While Donald Trump appears to have made good progress in North Korea and even seems to be ahead on points in the US-China trade dispute, the likely outcome of his ongoing war of words with Iran's Ayatollahs is still unclear.
That said, it does seem as if his controversial, and frequently criticised, decision to walk away from the landmark 2015 nuclear deal brokered by the Obama administration and signed off on by many European governments, was justified.
Tehran has just revealed it has already stockpiled more than the 300 kilograms of low-enriched uranium permitted under the Joint Comprehensive Plan of Action and announced plans to enrich uranium to five per cent, well above the 3.2 per cent set out in the JCPOA.
The stockpile was not created overnight and possibly exceeded the permissible limit well before America's unilateral decision to walk away from the Obama deal on the grounds it had failed.

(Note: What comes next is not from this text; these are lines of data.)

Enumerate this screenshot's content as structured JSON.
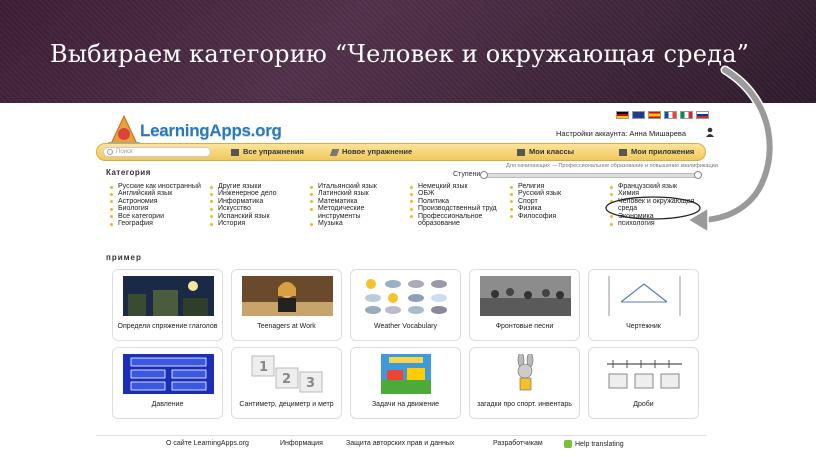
{
  "slide": {
    "title": "Выбираем категорию “Человек и окружающая среда”"
  },
  "app": {
    "logo_text": "LearningApps.org",
    "account_text": "Настройки аккаунта: Анна Мишарева",
    "search_placeholder": "Поиск",
    "nav": {
      "all_exercises": "Все упражнения",
      "new_exercise": "Новое упражнение",
      "my_classes": "Мои классы",
      "my_apps": "Мои приложения"
    },
    "category_title": "Категория",
    "level_note": "Для начинающих — Профессиональное образование и повышение квалификации",
    "level_label": "Ступени:",
    "categories": [
      [
        "Русские как иностранный",
        "Английский язык",
        "Астрономия",
        "Биология",
        "Все категории",
        "География"
      ],
      [
        "Другие языки",
        "Инженерное дело",
        "Информатика",
        "Искусство",
        "Испанский язык",
        "История"
      ],
      [
        "Итальянский язык",
        "Латинский язык",
        "Математика",
        "Методические инструменты",
        "Музыка"
      ],
      [
        "Немецкий язык",
        "ОБЖ",
        "Политика",
        "Производственный труд",
        "Профессиональное образование"
      ],
      [
        "Религия",
        "Русский язык",
        "Спорт",
        "Физика",
        "Философия"
      ],
      [
        "Французский язык",
        "Химия",
        "Человек и окружающая среда",
        "Экономика",
        "психология"
      ]
    ],
    "examples_title": "пример",
    "examples": [
      "Определи спряжение глаголов",
      "Teenagers at Work",
      "Weather Vocabulary",
      "Фронтовые песни",
      "Чертежник",
      "Давление",
      "Сантиметр, дециметр и метр",
      "Задачи на движение",
      "загадки про спорт. инвентарь",
      "Дроби"
    ],
    "footer": {
      "about": "О сайте LearningApps.org",
      "info": "Информация",
      "copyright": "Защита авторских прав и данных",
      "developers": "Разработчикам",
      "help": "Help translating"
    }
  },
  "colors": {
    "header_bg": "#3b1c34",
    "nav_bar": "#f2c85b",
    "logo_blue": "#2a79b8",
    "bullet": "#f0b72c"
  }
}
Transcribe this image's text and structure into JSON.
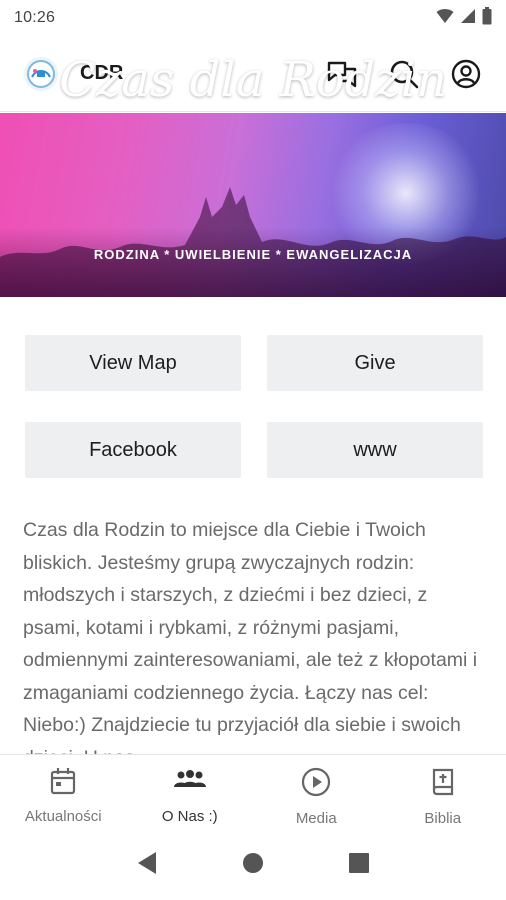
{
  "status_bar": {
    "time": "10:26",
    "icons": [
      "wifi-icon",
      "cellular-signal-icon",
      "battery-icon"
    ]
  },
  "app_bar": {
    "logo_icon": "cdr-logo-icon",
    "title": "CDR",
    "actions": [
      "chat-icon",
      "search-icon",
      "account-icon"
    ]
  },
  "hero": {
    "title": "Czas dla Rodzin",
    "subtitle": "RODZINA * UWIELBIENIE * EWANGELIZACJA"
  },
  "buttons": {
    "view_map": "View Map",
    "give": "Give",
    "facebook": "Facebook",
    "www": "www"
  },
  "description": "Czas dla Rodzin to miejsce dla Ciebie i Twoich bliskich. Jesteśmy grupą zwyczajnych rodzin: młodszych i starszych, z dziećmi i bez dzieci, z psami, kotami i rybkami, z różnymi pasjami, odmiennymi zainteresowaniami, ale też z kłopotami i zmaganiami codziennego życia. Łączy nas cel: Niebo:) Znajdziecie tu przyjaciół dla siebie i swoich dzieci. U nas",
  "bottom_nav": [
    {
      "label": "Aktualności",
      "icon": "calendar-icon",
      "active": false
    },
    {
      "label": "O Nas :)",
      "icon": "group-icon",
      "active": true
    },
    {
      "label": "Media",
      "icon": "play-circle-icon",
      "active": false
    },
    {
      "label": "Biblia",
      "icon": "bible-icon",
      "active": false
    }
  ],
  "system_nav": [
    "back-icon",
    "home-icon",
    "recents-icon"
  ],
  "colors": {
    "button_bg": "#eeeff1",
    "text_secondary": "#6a6a6a",
    "hero_pink": "#f04fb4",
    "hero_violet": "#6d5fd8"
  }
}
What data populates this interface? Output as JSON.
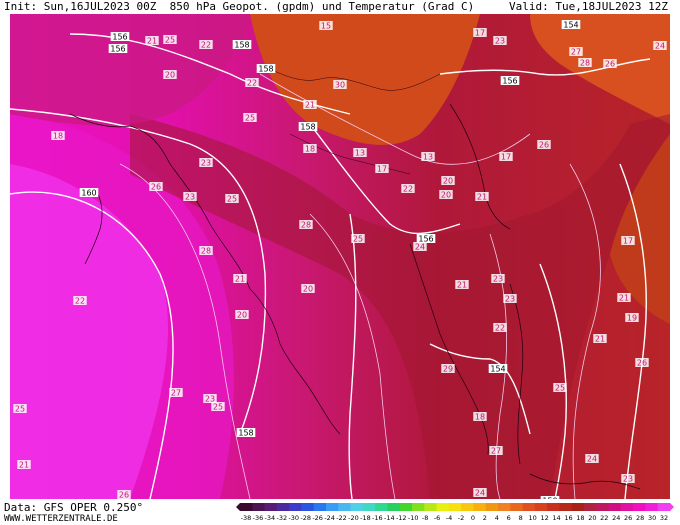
{
  "header": {
    "init": "Init: Sun,16JUL2023 00Z",
    "title": "850 hPa Geopot. (gpdm) und Temperatur (Grad C)",
    "valid": "Valid: Tue,18JUL2023 12Z"
  },
  "footer": {
    "data": "Data: GFS OPER 0.250°",
    "url": "WWW.WETTERZENTRALE.DE"
  },
  "colorbar": {
    "labels": [
      "-38",
      "-36",
      "-34",
      "-32",
      "-30",
      "-28",
      "-26",
      "-24",
      "-22",
      "-20",
      "-18",
      "-16",
      "-14",
      "-12",
      "-10",
      "-8",
      "-6",
      "-4",
      "-2",
      "0",
      "2",
      "4",
      "6",
      "8",
      "10",
      "12",
      "14",
      "16",
      "18",
      "20",
      "22",
      "24",
      "26",
      "28",
      "30",
      "32"
    ],
    "colors": [
      "#3a0a2e",
      "#4c1450",
      "#5a1a78",
      "#4a2aa0",
      "#3c3cc8",
      "#2b55e0",
      "#2a78f0",
      "#3a9cf5",
      "#4ab8f0",
      "#50d0e8",
      "#40d8c0",
      "#30d890",
      "#28d060",
      "#40d830",
      "#80e020",
      "#b8e818",
      "#e8f010",
      "#f8e010",
      "#f8c810",
      "#f8b010",
      "#f09810",
      "#f08020",
      "#e86820",
      "#e05020",
      "#d84020",
      "#c83020",
      "#b82818",
      "#a82018",
      "#b02040",
      "#c01860",
      "#d01080",
      "#e010a0",
      "#f010c0",
      "#f020d8",
      "#f040f0"
    ]
  },
  "map_data": {
    "temperature_labels": [
      "15",
      "17",
      "23",
      "25",
      "22",
      "21",
      "18",
      "20",
      "27",
      "28",
      "26",
      "24",
      "30",
      "25",
      "17",
      "13",
      "20",
      "22",
      "21",
      "28",
      "26",
      "23",
      "25",
      "28",
      "21",
      "20",
      "20",
      "25",
      "24",
      "21",
      "23",
      "29",
      "18",
      "27",
      "24",
      "23",
      "25",
      "27",
      "26",
      "25",
      "21",
      "22",
      "22",
      "23",
      "17",
      "21",
      "19",
      "26",
      "24",
      "23",
      "25",
      "21",
      "26",
      "17",
      "13",
      "18",
      "20",
      "21",
      "22",
      "23"
    ],
    "geopotential_labels": [
      "156",
      "158",
      "154",
      "156",
      "158",
      "158",
      "160",
      "156",
      "156",
      "154",
      "158",
      "150"
    ]
  }
}
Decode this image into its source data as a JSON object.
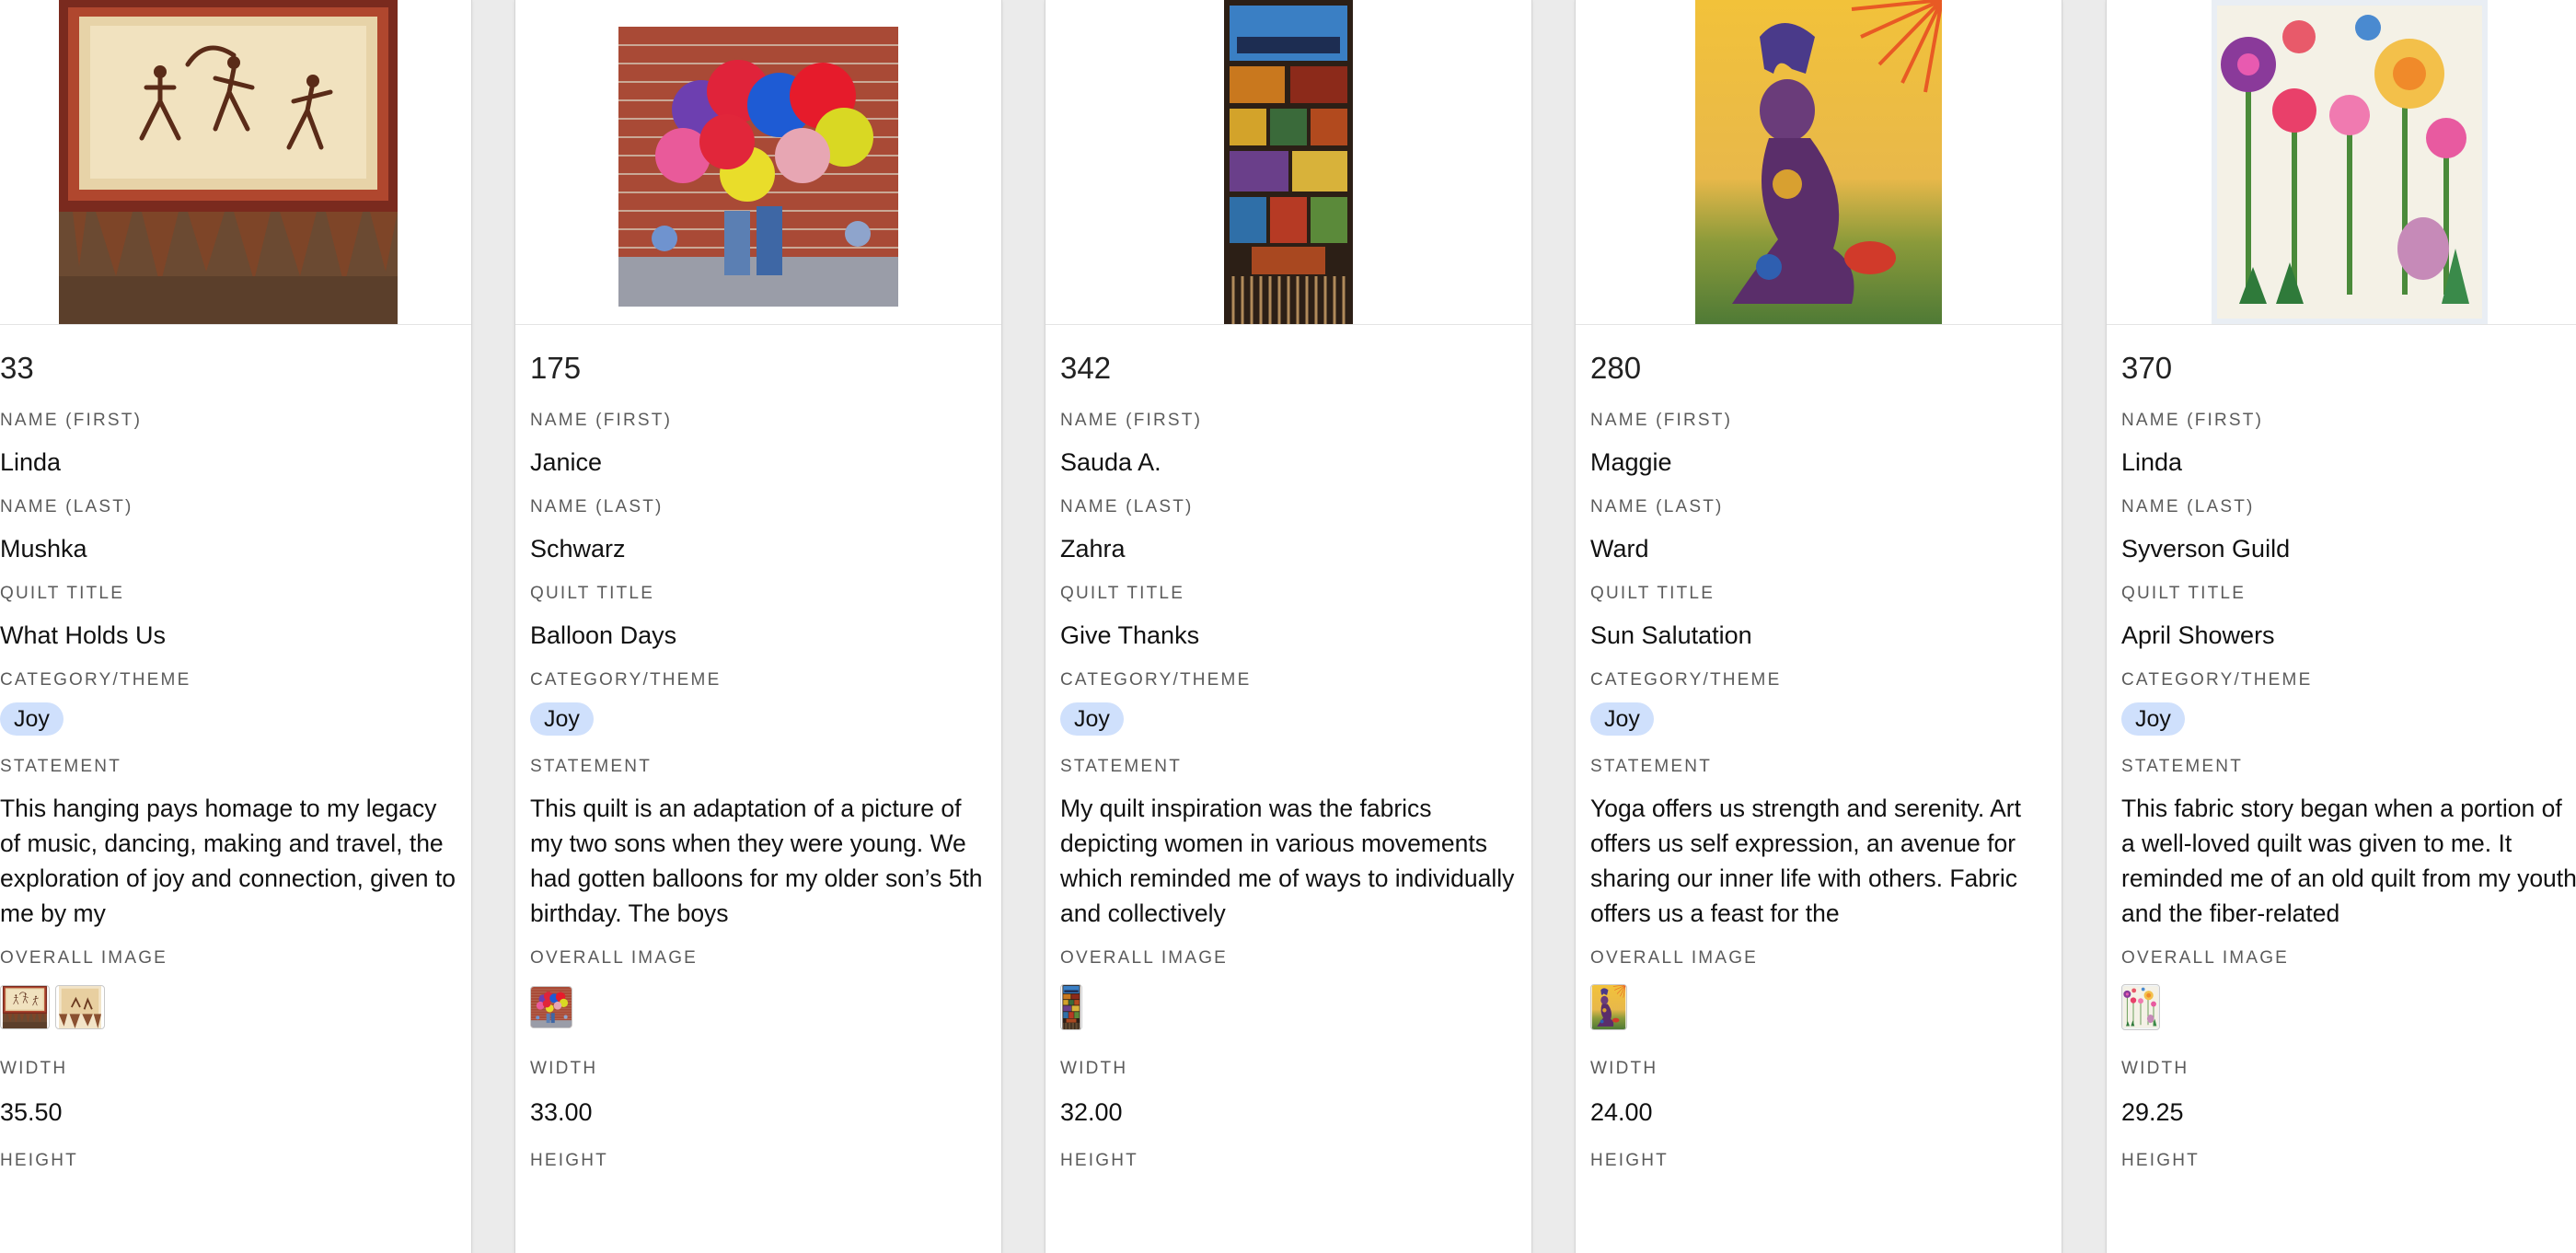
{
  "labels": {
    "name_first": "NAME (FIRST)",
    "name_last": "NAME (LAST)",
    "quilt_title": "QUILT TITLE",
    "category": "CATEGORY/THEME",
    "statement": "STATEMENT",
    "overall_image": "OVERALL IMAGE",
    "width": "WIDTH",
    "height": "HEIGHT"
  },
  "cards": [
    {
      "id": "33",
      "first": "Linda",
      "last": "Mushka",
      "title": "What Holds Us",
      "category": "Joy",
      "statement": "This hanging pays homage to my legacy of music, dancing, making and travel, the exploration of joy and connection, given to me by my",
      "width": "35.50",
      "image": "quilt-dancers",
      "thumbs": [
        "quilt-dancers",
        "quilt-dancers-detail"
      ]
    },
    {
      "id": "175",
      "first": "Janice",
      "last": "Schwarz",
      "title": "Balloon Days",
      "category": "Joy",
      "statement": "This quilt is an adaptation of a picture of my two sons when they were young. We had gotten balloons for my older son’s 5th birthday. The boys",
      "width": "33.00",
      "image": "quilt-balloons",
      "thumbs": [
        "quilt-balloons"
      ]
    },
    {
      "id": "342",
      "first": "Sauda A.",
      "last": "Zahra",
      "title": "Give Thanks",
      "category": "Joy",
      "statement": "My quilt inspiration was the fabrics depicting women in various movements which reminded me of ways to individually and collectively",
      "width": "32.00",
      "image": "quilt-panels",
      "thumbs": [
        "quilt-panels"
      ]
    },
    {
      "id": "280",
      "first": "Maggie",
      "last": "Ward",
      "title": "Sun Salutation",
      "category": "Joy",
      "statement": "Yoga offers us strength and serenity. Art offers us self expression, an avenue for sharing our inner life with others. Fabric offers us a feast for the",
      "width": "24.00",
      "image": "quilt-yoga",
      "thumbs": [
        "quilt-yoga"
      ]
    },
    {
      "id": "370",
      "first": "Linda",
      "last": "Syverson Guild",
      "title": "April Showers",
      "category": "Joy",
      "statement": "This fabric story began when a portion of a well-loved quilt was given to me. It reminded me of an old quilt from my youth and the fiber-related",
      "width": "29.25",
      "image": "quilt-flowers",
      "thumbs": [
        "quilt-flowers"
      ]
    }
  ]
}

It was always intended that the deal would ensure Iran could not initiate a crash program of nuclear weapons development that would deliver it a bomb at short notice.
If this were to happen it would be viewed as a catastrophe by Israel, Iraq and Saudi Arabia; all nations that have good reason to fear what might happen if Tehran went nuclear and ballistic.
Given Israel has been a nuclear power since 1966 and is believed to have between 60 and 80 bombs at its disposal, there is a grave risk that any conflict could result in the mutually assured destruction of both nations and the devastation of much of the Middle East.
This is not a danger to which Australians can be indifferent. Such an outcome would cripple the global economy and shut down all shipping, including oil, through the Persian Gulf.
Iranians, the majority of whom only want peace, a decent standard of living and good relations with their neighbours, are the meat in the sandwich.
It has also been reported in recent days that secret documents stolen by Israeli agents from Tehran in 2018 revealed that Iran had never resiled from its long term ambition to become a fully fledged nuclear power despite the Obama-brokered deal.
The information cache contained detailed material which should have been handed over as part of the JCPOA. It has been claimed the documents were kept away from inspectors in direct contravention of the agreement.
It has also been claimed the documents include conclusive proof the Ayatollahs were working on nuclear warhead designs as late as 2003 and that Iran could have had as many as five atomic bombs under construction.
One Australian academic has said the papers contain strong hints Iranian scientists are still working on bomb development.
If this is the case then Iran's leaders have been playing the rest of the world for fools in the apparent hope of a fait accompli that would give them a seat at the top table.
The prospect of a nuclear armed Israel and Iran facing off against each other doesn't bear thinking about.
That said, there is a real danger America's hardline stance will leave Iran with no room for manoeuvre or retreat.
What we are seeing is eerily reminiscent of 1941 when Dean Acheson's unilateral decision to cut off Japan's oil supplies led to the attack on Pearl Harbour.
The tragedy is the Iranian people, the majority of whom only want peace, a decent standard of living and good relations with their neighbours, are the meat in the sandwich.
They deserve better.